And thus it was during this process of checking back and forth that I discovered that I had not reviewed the last two seasons of Modern Family despite the 7th season already in full swing. So as I back track and wonder how to differentiate this fifth season from any of the others, I end up somewhat cursing my whole "system" related to reviewing by season.
But at the same time, it's a good practice that forces me to really think about this particular part of the show and figure out what I enjoyed and what didn't quite work for me. Plus it gives me something to do since at the end of the day I just need to keep counting and work my way to the next highest number. And having that to look forward to, in a way, really helps keep me grounded.
Synopsis: Modern Family is a US mockumentary-style comedy created by Christopher Lloyd and Steven Levitan.
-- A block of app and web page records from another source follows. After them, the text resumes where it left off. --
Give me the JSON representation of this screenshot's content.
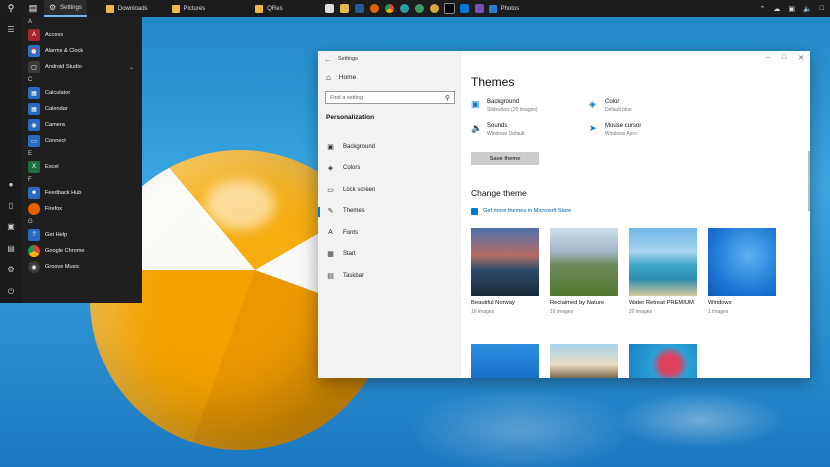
{
  "taskbar": {
    "apps": [
      {
        "label": "Settings",
        "active": true
      },
      {
        "label": "Downloads",
        "active": false
      },
      {
        "label": "Pictures",
        "active": false
      },
      {
        "label": "QRes",
        "active": false
      }
    ],
    "photos_label": "Photos"
  },
  "start_menu": {
    "groups": [
      {
        "letter": "A",
        "apps": [
          {
            "label": "Access",
            "icon": "access-icon",
            "color": "#a4262c"
          },
          {
            "label": "Alarms & Clock",
            "icon": "alarm-clock-icon",
            "color": "#2b6fc4"
          },
          {
            "label": "Android Studio",
            "icon": "folder-icon",
            "color": "#3a3a3a",
            "expandable": true
          }
        ]
      },
      {
        "letter": "C",
        "apps": [
          {
            "label": "Calculator",
            "icon": "calculator-icon",
            "color": "#2a6ac0"
          },
          {
            "label": "Calendar",
            "icon": "calendar-icon",
            "color": "#2a6ac0"
          },
          {
            "label": "Camera",
            "icon": "camera-icon",
            "color": "#2a6ac0"
          },
          {
            "label": "Connect",
            "icon": "connect-icon",
            "color": "#2a6ac0"
          }
        ]
      },
      {
        "letter": "E",
        "apps": [
          {
            "label": "Excel",
            "icon": "excel-icon",
            "color": "#1d6f42"
          }
        ]
      },
      {
        "letter": "F",
        "apps": [
          {
            "label": "Feedback Hub",
            "icon": "feedback-icon",
            "color": "#2a6ac0"
          },
          {
            "label": "Firefox",
            "icon": "firefox-icon",
            "color": "#e66000"
          }
        ]
      },
      {
        "letter": "G",
        "apps": [
          {
            "label": "Get Help",
            "icon": "help-icon",
            "color": "#2a6ac0"
          },
          {
            "label": "Google Chrome",
            "icon": "chrome-icon",
            "color": "#4a8a3a"
          },
          {
            "label": "Groove Music",
            "icon": "music-icon",
            "color": "#3a3a3a"
          }
        ]
      }
    ]
  },
  "settings": {
    "window_title": "Settings",
    "home_label": "Home",
    "search_placeholder": "Find a setting",
    "section_label": "Personalization",
    "nav": [
      {
        "label": "Background",
        "icon": "picture-icon",
        "selected": false
      },
      {
        "label": "Colors",
        "icon": "palette-icon",
        "selected": false
      },
      {
        "label": "Lock screen",
        "icon": "monitor-icon",
        "selected": false
      },
      {
        "label": "Themes",
        "icon": "brush-icon",
        "selected": true
      },
      {
        "label": "Fonts",
        "icon": "font-icon",
        "selected": false
      },
      {
        "label": "Start",
        "icon": "start-icon",
        "selected": false
      },
      {
        "label": "Taskbar",
        "icon": "taskbar-icon",
        "selected": false
      }
    ],
    "page_title": "Themes",
    "options": [
      {
        "title": "Background",
        "value": "Slideshow (20 images)",
        "icon": "picture-icon"
      },
      {
        "title": "Color",
        "value": "Default blue",
        "icon": "palette-icon"
      },
      {
        "title": "Sounds",
        "value": "Windows Default",
        "icon": "speaker-icon"
      },
      {
        "title": "Mouse cursor",
        "value": "Windows Aero",
        "icon": "cursor-icon"
      }
    ],
    "save_button": "Save theme",
    "change_title": "Change theme",
    "store_link": "Get more themes in Microsoft Store",
    "themes": [
      {
        "name": "Beautiful Norway",
        "count": "16 images"
      },
      {
        "name": "Reclaimed by Nature",
        "count": "16 images"
      },
      {
        "name": "Water Retreat PREMIUM",
        "count": "20 images"
      },
      {
        "name": "Windows",
        "count": "1 images"
      }
    ]
  }
}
Over the years it has become that particular sort of sitcom that manages to get a lot of awards ever year - and probably with good reason.
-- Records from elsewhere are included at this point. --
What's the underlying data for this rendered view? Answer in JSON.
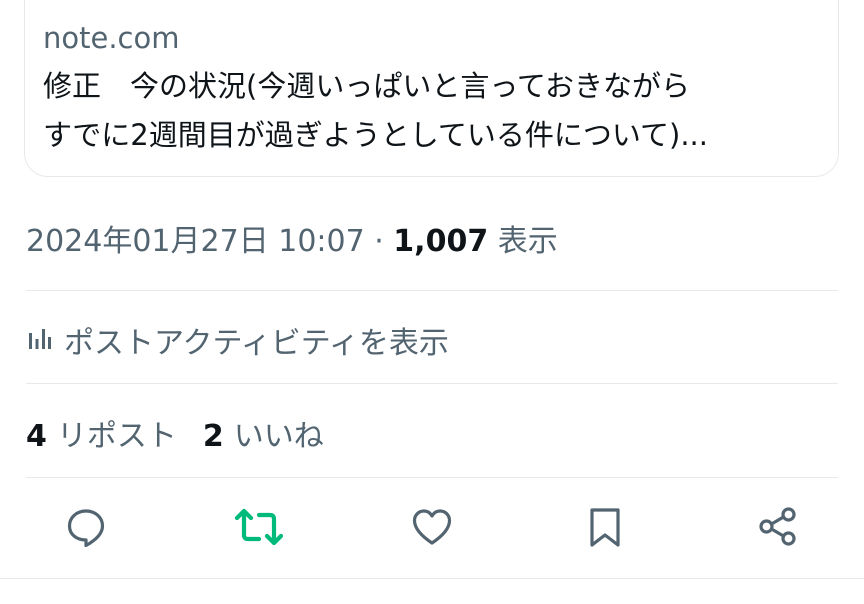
{
  "link_card": {
    "domain": "note.com",
    "title_line1": "修正　今の状況(今週いっぱいと言っておきながら",
    "title_line2": "すでに2週間目が過ぎようとしている件について)..."
  },
  "post_meta": {
    "timestamp": "2024年01月27日 10:07",
    "separator": " · ",
    "views_count": "1,007",
    "views_label": " 表示"
  },
  "activity": {
    "icon": "bar-chart-icon",
    "label": "ポストアクティビティを表示"
  },
  "engagement": {
    "reposts_count": "4",
    "reposts_label": "リポスト",
    "likes_count": "2",
    "likes_label": "いいね"
  },
  "actions": [
    {
      "icon": "reply-icon"
    },
    {
      "icon": "repost-icon",
      "color": "#00ba7c"
    },
    {
      "icon": "like-icon"
    },
    {
      "icon": "bookmark-icon"
    },
    {
      "icon": "share-icon"
    }
  ],
  "colors": {
    "text_primary": "#0f1419",
    "text_secondary": "#536471",
    "repost_active": "#00ba7c",
    "divider": "#e6e9eb"
  }
}
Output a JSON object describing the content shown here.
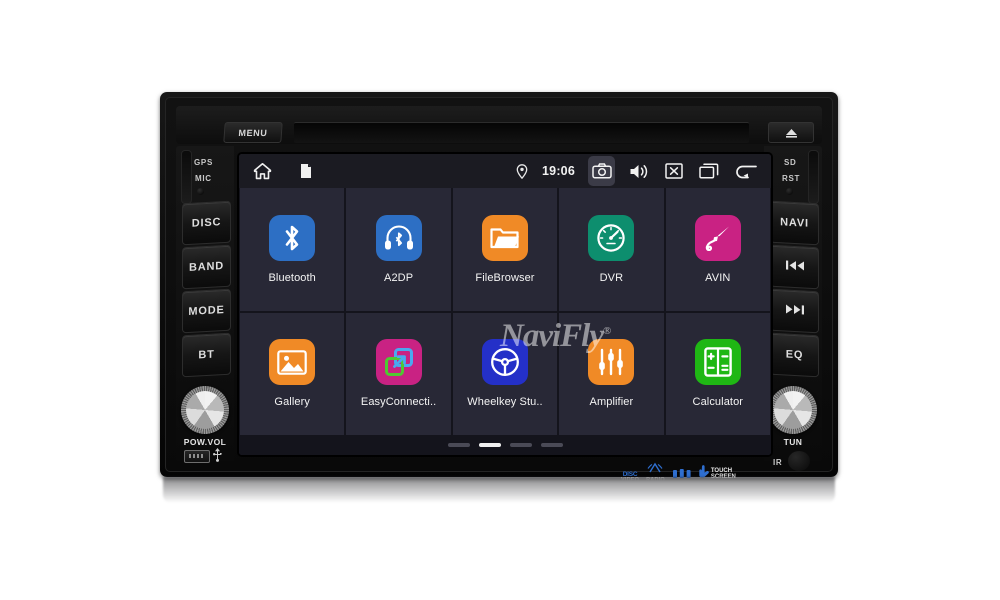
{
  "device": {
    "brand_watermark": "NaviFly",
    "brand_watermark_mark": "®",
    "top_bezel": {
      "menu_label": "MENU",
      "eject_icon": "eject-icon"
    },
    "left_panel": {
      "gps_label": "GPS",
      "mic_label": "MIC",
      "buttons": [
        {
          "label": "DISC",
          "name": "disc-button"
        },
        {
          "label": "BAND",
          "name": "band-button"
        },
        {
          "label": "MODE",
          "name": "mode-button"
        },
        {
          "label": "BT",
          "name": "bt-button"
        }
      ],
      "knob_label": "POW.VOL",
      "usb_icon": "usb-icon"
    },
    "right_panel": {
      "sd_label": "SD",
      "rst_label": "RST",
      "buttons": [
        {
          "label": "NAVI",
          "name": "navi-button",
          "icon": ""
        },
        {
          "label": "",
          "name": "previous-track-button",
          "icon": "previous-track-icon"
        },
        {
          "label": "",
          "name": "next-track-button",
          "icon": "next-track-icon"
        },
        {
          "label": "EQ",
          "name": "eq-button",
          "icon": ""
        }
      ],
      "knob_label": "TUN",
      "ir_label": "IR"
    },
    "badges": [
      {
        "top": "DISC",
        "bottom": "VIDEO",
        "name": "disc-video-badge"
      },
      {
        "top": "",
        "bottom": "RADIO",
        "name": "radio-badge"
      },
      {
        "top": "",
        "bottom": "",
        "name": "bluetooth-badge"
      },
      {
        "top": "TOUCH",
        "bottom": "SCREEN",
        "name": "touch-screen-badge"
      }
    ]
  },
  "screen": {
    "statusbar": {
      "left_icons": [
        {
          "name": "home-icon",
          "glyph": "home"
        },
        {
          "name": "file-icon",
          "glyph": "file"
        }
      ],
      "location_icon": "location-pin-icon",
      "time": "19:06",
      "right_icons": [
        {
          "name": "camera-icon",
          "glyph": "camera",
          "active": true
        },
        {
          "name": "volume-icon",
          "glyph": "volume",
          "active": false
        },
        {
          "name": "close-icon",
          "glyph": "close-box",
          "active": false
        },
        {
          "name": "recent-apps-icon",
          "glyph": "recents",
          "active": false
        },
        {
          "name": "back-icon",
          "glyph": "back",
          "active": false
        }
      ]
    },
    "apps": [
      {
        "label": "Bluetooth",
        "icon": "bluetooth-icon",
        "color": "#2d6fc4"
      },
      {
        "label": "A2DP",
        "icon": "headphones-icon",
        "color": "#2d6fc4"
      },
      {
        "label": "FileBrowser",
        "icon": "folder-icon",
        "color": "#f08a26"
      },
      {
        "label": "DVR",
        "icon": "speedometer-icon",
        "color": "#0d8e6e"
      },
      {
        "label": "AVIN",
        "icon": "audio-jack-icon",
        "color": "#c92283"
      },
      {
        "label": "Gallery",
        "icon": "image-icon",
        "color": "#f08a26"
      },
      {
        "label": "EasyConnecti..",
        "icon": "easyconnect-icon",
        "color": "#c92283"
      },
      {
        "label": "Wheelkey Stu..",
        "icon": "steering-wheel-icon",
        "color": "#2430c8"
      },
      {
        "label": "Amplifier",
        "icon": "equalizer-icon",
        "color": "#f08a26"
      },
      {
        "label": "Calculator",
        "icon": "calculator-icon",
        "color": "#1fb714"
      }
    ],
    "pager": {
      "count": 4,
      "active_index": 1
    }
  },
  "colors": {
    "screen_bg": "#282836",
    "screen_gap": "#14141c",
    "statusbar_bg": "#1b1b22",
    "active_highlight": "#3b3b47",
    "badge_blue": "#2f6fd0"
  }
}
This fifth season of the show begins with a rather significant real-world event - gay marriage becoming legal in California. And thus the natural story focus shifts to Mitch (Jesse Tyler Ferguson) and Cam (Eric Stonestreet) and how each of them have been secretly planning what they think to be the perfect marriage proposal but of course are oblivious to the plans of the other. And I really liked how it wasn't even a question or whether or not they were going to get married. As is the reality for many game couples around the world, it was really just a matter of waiting for it to become legal to get married. Interestingly enough, their respective efforts to propose in the grandest way possible inevitably leads to each dragging in members of the extended family to help them.
A lot of the other episodes proceed on with little story hooks that may or may not seem all that funny. Things that jump out at me as I write this are moments like Phil (Ty Burrell) and Gloria (Sofia Vergara) being in the right place at the right time in order to get cast in a commercial. On the flip side you have the time when Gloria was starting to think that little baby Joe being evil based on things he had done. So yeah, a lot of crazy stories to explore.
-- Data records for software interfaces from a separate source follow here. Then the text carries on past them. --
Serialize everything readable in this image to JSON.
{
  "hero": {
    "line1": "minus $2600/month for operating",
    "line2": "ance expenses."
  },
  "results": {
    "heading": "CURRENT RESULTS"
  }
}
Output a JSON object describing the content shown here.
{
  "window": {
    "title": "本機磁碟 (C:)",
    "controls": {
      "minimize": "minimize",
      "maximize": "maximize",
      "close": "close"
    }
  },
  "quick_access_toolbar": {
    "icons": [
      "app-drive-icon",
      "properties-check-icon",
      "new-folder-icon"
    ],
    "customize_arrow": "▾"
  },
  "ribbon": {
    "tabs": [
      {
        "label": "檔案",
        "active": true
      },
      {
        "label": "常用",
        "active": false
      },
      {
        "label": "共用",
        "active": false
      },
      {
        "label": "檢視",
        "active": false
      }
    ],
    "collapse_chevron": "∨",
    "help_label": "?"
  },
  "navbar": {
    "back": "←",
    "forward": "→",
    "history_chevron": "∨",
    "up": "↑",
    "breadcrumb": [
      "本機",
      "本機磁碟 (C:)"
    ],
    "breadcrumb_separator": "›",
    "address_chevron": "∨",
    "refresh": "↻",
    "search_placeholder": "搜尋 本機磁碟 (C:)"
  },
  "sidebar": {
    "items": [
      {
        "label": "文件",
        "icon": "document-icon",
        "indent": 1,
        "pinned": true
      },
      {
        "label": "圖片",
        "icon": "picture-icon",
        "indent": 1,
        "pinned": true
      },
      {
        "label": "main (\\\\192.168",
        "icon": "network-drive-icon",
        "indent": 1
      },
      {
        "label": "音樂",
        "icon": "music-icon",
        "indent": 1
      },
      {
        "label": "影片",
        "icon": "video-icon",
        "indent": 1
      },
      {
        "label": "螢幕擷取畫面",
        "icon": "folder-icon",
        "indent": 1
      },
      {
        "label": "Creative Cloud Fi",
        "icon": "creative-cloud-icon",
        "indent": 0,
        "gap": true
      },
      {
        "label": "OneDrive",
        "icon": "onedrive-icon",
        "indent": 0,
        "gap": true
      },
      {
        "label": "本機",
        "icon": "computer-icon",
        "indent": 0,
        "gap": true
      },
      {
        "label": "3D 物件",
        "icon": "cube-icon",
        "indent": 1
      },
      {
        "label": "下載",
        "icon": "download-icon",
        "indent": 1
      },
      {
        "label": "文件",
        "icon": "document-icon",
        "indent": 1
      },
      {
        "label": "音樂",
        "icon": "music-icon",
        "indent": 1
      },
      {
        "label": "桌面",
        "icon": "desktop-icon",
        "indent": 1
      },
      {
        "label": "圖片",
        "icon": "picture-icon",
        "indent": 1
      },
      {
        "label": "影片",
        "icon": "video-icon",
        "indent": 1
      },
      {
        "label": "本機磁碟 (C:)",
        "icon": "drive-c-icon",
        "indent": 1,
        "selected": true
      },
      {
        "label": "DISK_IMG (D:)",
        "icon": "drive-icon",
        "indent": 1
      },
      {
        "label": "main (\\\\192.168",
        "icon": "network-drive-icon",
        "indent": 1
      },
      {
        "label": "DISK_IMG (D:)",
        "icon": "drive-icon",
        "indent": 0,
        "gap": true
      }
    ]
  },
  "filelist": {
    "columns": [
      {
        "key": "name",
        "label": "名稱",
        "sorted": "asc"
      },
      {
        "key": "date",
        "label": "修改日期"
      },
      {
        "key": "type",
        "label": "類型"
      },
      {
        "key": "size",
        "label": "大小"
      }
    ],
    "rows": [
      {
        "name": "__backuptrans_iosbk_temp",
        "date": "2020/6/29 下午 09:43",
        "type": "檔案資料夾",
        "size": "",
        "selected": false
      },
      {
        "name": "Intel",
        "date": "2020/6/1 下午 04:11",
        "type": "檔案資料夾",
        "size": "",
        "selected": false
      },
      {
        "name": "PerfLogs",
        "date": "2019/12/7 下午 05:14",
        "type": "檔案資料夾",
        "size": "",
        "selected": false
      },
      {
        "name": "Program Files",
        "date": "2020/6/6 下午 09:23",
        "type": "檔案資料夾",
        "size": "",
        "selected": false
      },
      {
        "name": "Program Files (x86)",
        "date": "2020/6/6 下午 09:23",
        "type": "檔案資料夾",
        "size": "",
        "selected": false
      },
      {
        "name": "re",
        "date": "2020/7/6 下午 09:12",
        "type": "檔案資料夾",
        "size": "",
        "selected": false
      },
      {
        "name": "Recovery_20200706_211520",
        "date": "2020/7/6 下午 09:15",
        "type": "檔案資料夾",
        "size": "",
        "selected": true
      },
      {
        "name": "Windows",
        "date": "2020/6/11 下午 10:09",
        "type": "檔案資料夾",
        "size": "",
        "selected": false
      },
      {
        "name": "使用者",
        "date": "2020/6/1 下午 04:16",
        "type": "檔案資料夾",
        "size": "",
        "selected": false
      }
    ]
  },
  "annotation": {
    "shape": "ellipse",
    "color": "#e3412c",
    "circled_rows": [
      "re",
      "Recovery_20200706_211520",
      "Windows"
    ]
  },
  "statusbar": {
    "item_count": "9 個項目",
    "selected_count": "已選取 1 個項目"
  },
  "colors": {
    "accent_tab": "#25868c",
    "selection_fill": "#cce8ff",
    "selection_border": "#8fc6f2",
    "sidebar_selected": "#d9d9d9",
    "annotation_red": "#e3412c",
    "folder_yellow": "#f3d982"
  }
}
This season was also notable for the introduction of the character of Andy (Adam DeVine). Initially he's just a quirky character who ends up being Joe's Nanny despite being a guy because who the heck still thinks that a nanny needs to be a girl? Beyond being the Nanny, Andy eventually becomes an unusual love interest of sorts for Haley (Sarah Hyland) given the sort of guys she's typically been associated with over the years. But hey, we know such ideas can work well in the long term because audiences are suckers for unlikely pairings.
Most of what makes Modern Family successful is the fact that you have a quirky yet fully fleshed-out characters going through a lot of situations that could probably considered quite ordinary. But they're not the boring sort of stories that we get from time to time. Instead we're talking about the stories that every family goes through at one point or another but you don't necessarily share with your friends. We're talking about the stories that get re-told at family reunions and end up creating new stories in turn based on how people respond to them.
There's no getting around the fact that the event that really defined this season was the wedding of Mitch and Cam. So many side-plots got involved in the mix of things we tried to figure out whether or not things would push through as they planned. Again, it's not a question of whether or not Mitch and Cam will get married - they've been living the married life for quite some time. But the show makes the most of all the little challenges that go into planning a wedding including juggling family obligations and whether or not you really want that friend to act as your wedding planner. And they manage to bring everything together in quite a spectacular manner.
Modern Family is a show that can make you feel quite comfortable because you ultimately find echoes of your own family in this story or that. It doesn't quite break out to become super awesome or something, but it does manage to continue to say what it wants to say in a pretty consistent voice. Thus the season gets a good 4 silly moments at the wedding itself out of a possible 5.